*** PROVIDED RECORDS Section Begins ***
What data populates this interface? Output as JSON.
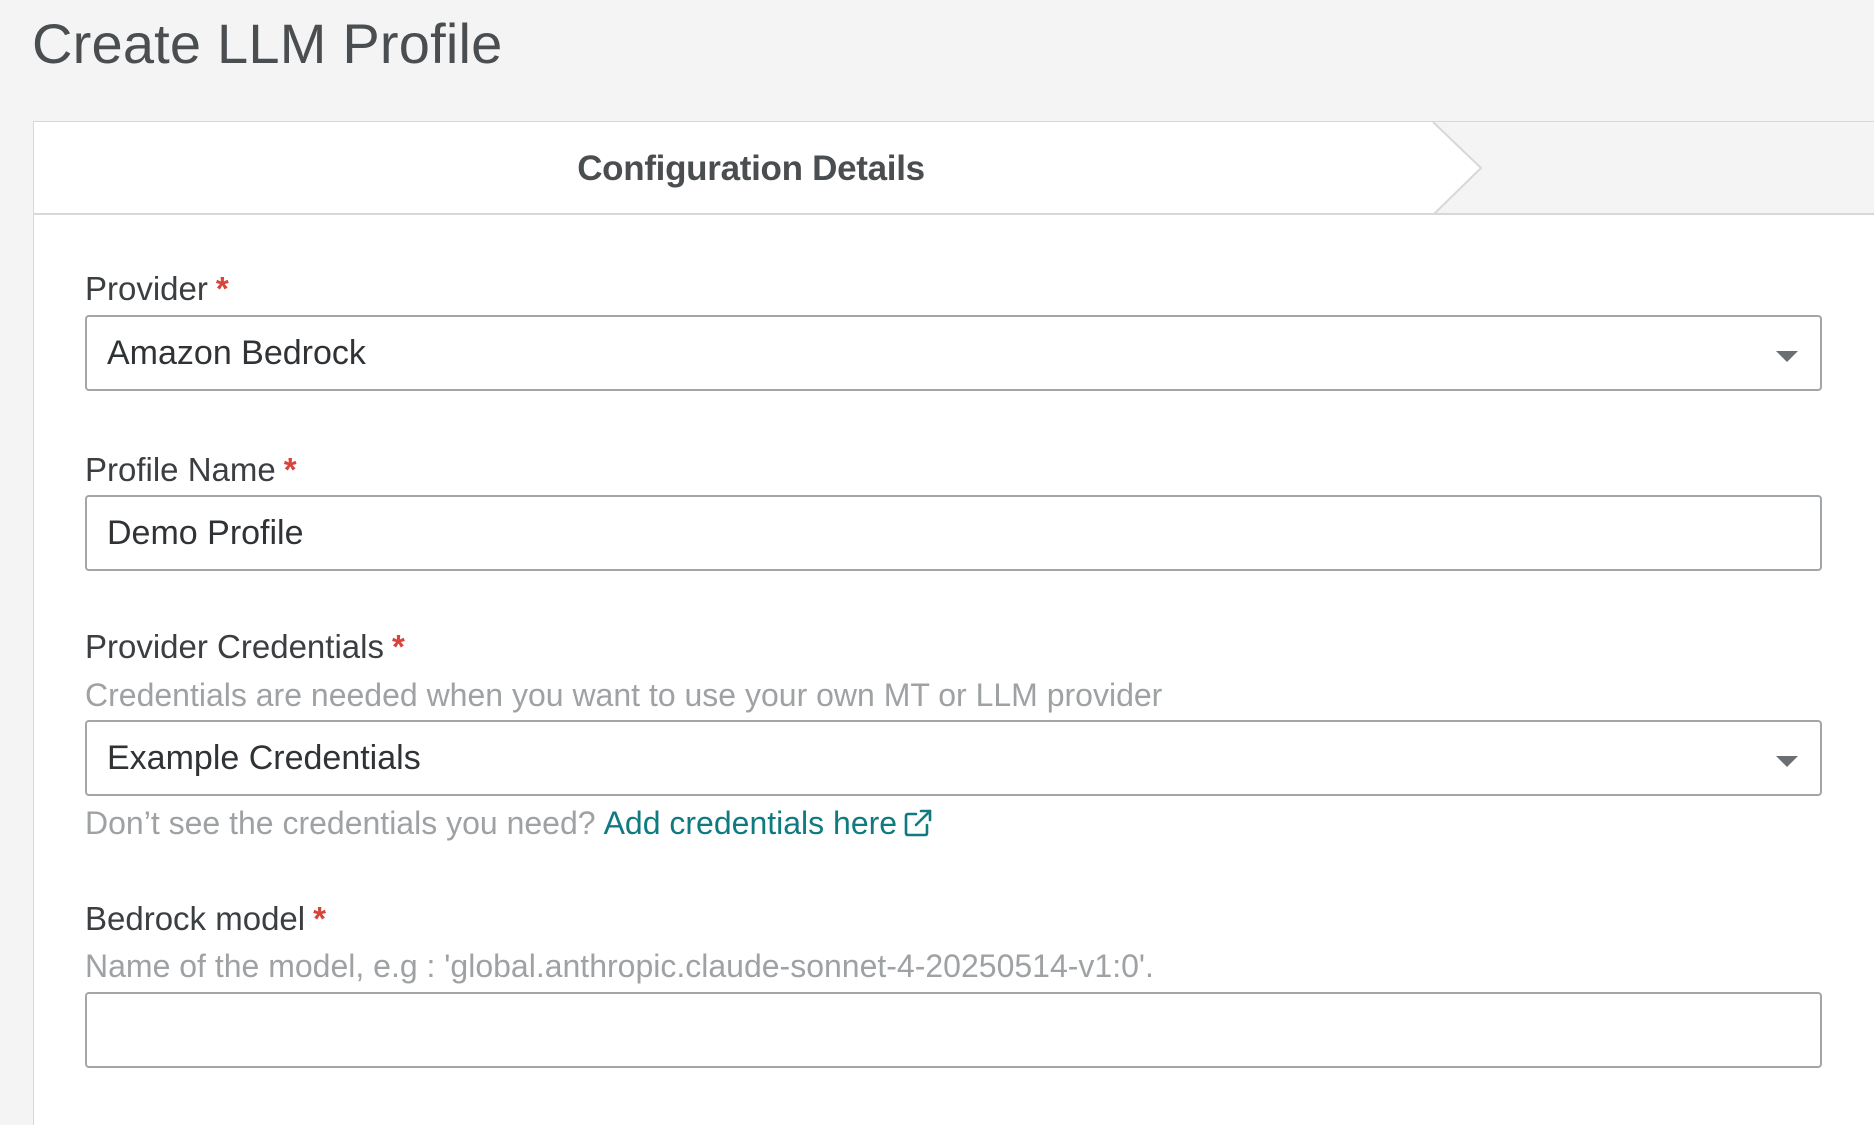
{
  "page": {
    "title": "Create LLM Profile"
  },
  "stepper": {
    "steps": [
      {
        "label": "Configuration Details",
        "active": true
      },
      {
        "label": "",
        "active": false
      }
    ]
  },
  "form": {
    "provider": {
      "label": "Provider",
      "required_mark": "*",
      "value": "Amazon Bedrock"
    },
    "profile_name": {
      "label": "Profile Name",
      "required_mark": "*",
      "value": "Demo Profile"
    },
    "credentials": {
      "label": "Provider Credentials",
      "required_mark": "*",
      "hint": "Credentials are needed when you want to use your own MT or LLM provider",
      "value": "Example Credentials",
      "help_text": "Don’t see the credentials you need?",
      "help_link": "Add credentials here",
      "help_link_icon": "external-link-icon"
    },
    "bedrock_model": {
      "label": "Bedrock model",
      "required_mark": "*",
      "hint": "Name of the model, e.g : 'global.anthropic.claude-sonnet-4-20250514-v1:0'.",
      "value": "",
      "placeholder": ""
    }
  },
  "colors": {
    "background": "#f3f4f3",
    "card": "#ffffff",
    "required": "#d9433b",
    "link": "#0f7b80",
    "hint": "#9ea2a4"
  }
}
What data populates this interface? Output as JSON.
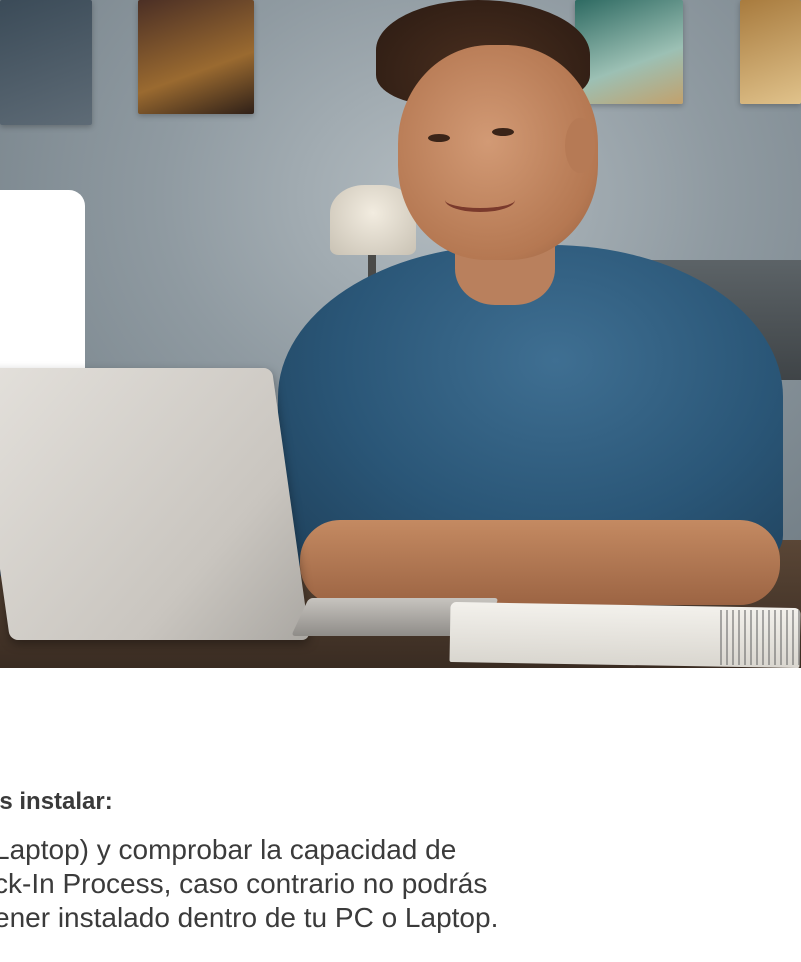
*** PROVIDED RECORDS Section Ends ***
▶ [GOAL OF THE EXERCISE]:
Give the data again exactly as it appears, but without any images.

▶ [EXERCISE RESULT]:
What data populates this interface? Output as JSON.
{
  "page": {
    "title": "Create LLM Profile"
  },
  "stepper": {
    "steps": [
      {
        "label": "Configuration Details",
        "active": true
      },
      {
        "label": "",
        "active": false
      }
    ]
  },
  "form": {
    "provider": {
      "label": "Provider",
      "required_mark": "*",
      "value": "Amazon Bedrock"
    },
    "profile_name": {
      "label": "Profile Name",
      "required_mark": "*",
      "value": "Demo Profile"
    },
    "credentials": {
      "label": "Provider Credentials",
      "required_mark": "*",
      "hint": "Credentials are needed when you want to use your own MT or LLM provider",
      "value": "Example Credentials",
      "help_text": "Don’t see the credentials you need?",
      "help_link": "Add credentials here",
      "help_link_icon": "external-link-icon"
    },
    "bedrock_model": {
      "label": "Bedrock model",
      "required_mark": "*",
      "hint": "Name of the model, e.g : 'global.anthropic.claude-sonnet-4-20250514-v1:0'.",
      "value": "",
      "placeholder": ""
    }
  },
  "colors": {
    "background": "#f3f4f3",
    "card": "#ffffff",
    "required": "#d9433b",
    "link": "#0f7b80",
    "hint": "#9ea2a4"
  }
}
What data populates this interface? Output as JSON.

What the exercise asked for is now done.